Kadriorg Park

Historical park

Japanese Garden, photo: Tallinn Environment Department
Kadriorg Park has been a public park since its creation. The various parts of the park include different park designs from the 18th (regular park), 19th (nature park), and 20th century (public park). The most recent addition is from 2011: the Japanese Garden, which is around the North-East Pond.

Kadriorg Park is very rich in species, because it has different types of habitats, including meadowlands, alvars, and Festucetum-type alvars. There are 200 species of vascular plants and over 300 taxons of trees and shrubs. It is also home to five rare plant species: Plantago uliginosa, alpine meadow-grass, yellow oatgrass, copse bindweed, and Alchemilla subglobosa. There are also protected plant species: alpine meadow-grass (protected category II) and sea thrift (protected category III).

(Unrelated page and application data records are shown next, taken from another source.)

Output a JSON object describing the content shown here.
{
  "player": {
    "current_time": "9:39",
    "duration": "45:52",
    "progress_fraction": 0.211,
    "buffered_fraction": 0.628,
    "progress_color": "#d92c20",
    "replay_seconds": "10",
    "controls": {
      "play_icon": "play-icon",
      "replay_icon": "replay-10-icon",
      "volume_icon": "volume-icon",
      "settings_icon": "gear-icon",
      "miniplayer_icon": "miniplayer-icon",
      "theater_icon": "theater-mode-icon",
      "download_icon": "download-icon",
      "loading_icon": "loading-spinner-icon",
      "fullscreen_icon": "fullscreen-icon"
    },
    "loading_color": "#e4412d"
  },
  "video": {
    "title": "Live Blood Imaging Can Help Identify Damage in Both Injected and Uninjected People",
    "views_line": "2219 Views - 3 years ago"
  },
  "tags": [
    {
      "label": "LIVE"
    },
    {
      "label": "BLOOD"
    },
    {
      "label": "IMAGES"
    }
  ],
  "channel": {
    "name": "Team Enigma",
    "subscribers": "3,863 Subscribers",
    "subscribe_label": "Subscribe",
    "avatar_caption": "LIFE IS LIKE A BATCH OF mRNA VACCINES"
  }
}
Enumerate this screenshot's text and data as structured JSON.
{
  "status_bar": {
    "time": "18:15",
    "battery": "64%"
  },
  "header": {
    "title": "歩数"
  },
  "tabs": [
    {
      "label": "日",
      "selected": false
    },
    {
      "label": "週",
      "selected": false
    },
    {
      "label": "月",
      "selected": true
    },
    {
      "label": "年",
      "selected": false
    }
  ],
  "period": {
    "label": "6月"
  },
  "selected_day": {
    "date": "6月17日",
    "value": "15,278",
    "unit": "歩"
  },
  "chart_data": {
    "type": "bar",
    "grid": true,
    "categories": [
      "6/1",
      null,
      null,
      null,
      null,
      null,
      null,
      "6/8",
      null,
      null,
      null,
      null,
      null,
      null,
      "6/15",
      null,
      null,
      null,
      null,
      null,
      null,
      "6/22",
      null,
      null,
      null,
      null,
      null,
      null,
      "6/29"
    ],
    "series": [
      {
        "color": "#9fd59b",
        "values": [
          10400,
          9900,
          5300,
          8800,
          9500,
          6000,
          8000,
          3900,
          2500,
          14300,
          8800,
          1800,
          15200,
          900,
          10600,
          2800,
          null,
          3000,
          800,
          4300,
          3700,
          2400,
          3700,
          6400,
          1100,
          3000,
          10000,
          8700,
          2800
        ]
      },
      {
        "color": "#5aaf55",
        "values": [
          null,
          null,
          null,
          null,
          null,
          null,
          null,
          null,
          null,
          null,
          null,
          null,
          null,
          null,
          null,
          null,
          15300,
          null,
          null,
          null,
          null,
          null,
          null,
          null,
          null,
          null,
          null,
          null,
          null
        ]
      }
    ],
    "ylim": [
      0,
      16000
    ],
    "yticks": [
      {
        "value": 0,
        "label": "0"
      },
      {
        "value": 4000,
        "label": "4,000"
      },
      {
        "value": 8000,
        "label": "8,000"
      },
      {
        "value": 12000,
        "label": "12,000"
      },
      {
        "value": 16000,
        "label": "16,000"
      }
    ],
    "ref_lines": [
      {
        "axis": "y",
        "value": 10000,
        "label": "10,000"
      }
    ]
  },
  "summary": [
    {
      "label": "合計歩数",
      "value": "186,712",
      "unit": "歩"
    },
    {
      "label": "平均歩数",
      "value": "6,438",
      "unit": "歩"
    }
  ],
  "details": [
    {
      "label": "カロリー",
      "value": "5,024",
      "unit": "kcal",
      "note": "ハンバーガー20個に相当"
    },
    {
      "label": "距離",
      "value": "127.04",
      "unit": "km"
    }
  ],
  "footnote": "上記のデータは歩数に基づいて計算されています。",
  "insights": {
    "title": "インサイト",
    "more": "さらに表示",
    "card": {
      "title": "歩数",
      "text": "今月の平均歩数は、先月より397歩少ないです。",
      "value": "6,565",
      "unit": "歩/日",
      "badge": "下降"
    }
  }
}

As a special example of urban nature, the park is also home to seven species of bats (the northern bat, brown long-eared bat, Nathusius’ pipistrelle, common pipistrelle, and the common noctule), making it one of the most popular gathering points of the northern part of Estonia in terms of the richness of species. There are also breeding colonies in the park. All bat species are protected in Estonia, so there are hiding boxes in the park, where they can hide if necessary.

Kadriorg Park is one of the most popular parks in Tallinn in terms of the number of birds. Every year, hundreds of bird pairs nest here from 30–40 species. Most birds nest on the edge of the limestone shore, where there is dense underwood. It is one of the most popular nesting sites in Tallinn. The park is mostly home to birds that are not afraid of people. The most common birds are chaffinch, fieldfare, great tit, jackdaw, and blackbird. Different bird species build their nests in different places: between branches, in tree hollows, and in sheltered places on the ground and in shrubs.

There are a lot of natural values in Kadriorg Park. The most outstanding landform in the park is the Lasnamäe limestone shore, which is part of the North Estonian Klint. The limestone shore has two benches. The upper bench is 10–15 meters high and largely sloping, where broad-leaved trees grow. The lower bench is 3–5 meters high, and it has been eroded into sandstones and covered with quaternary sediments. In the north-east corner of the park, there is a gorge called Hundikuristik (5–6 meters deep) – a large stream has eroded it into the limestone shore. A small waterfall, which is up to 2.5 m high, is at the beginning of the gulf.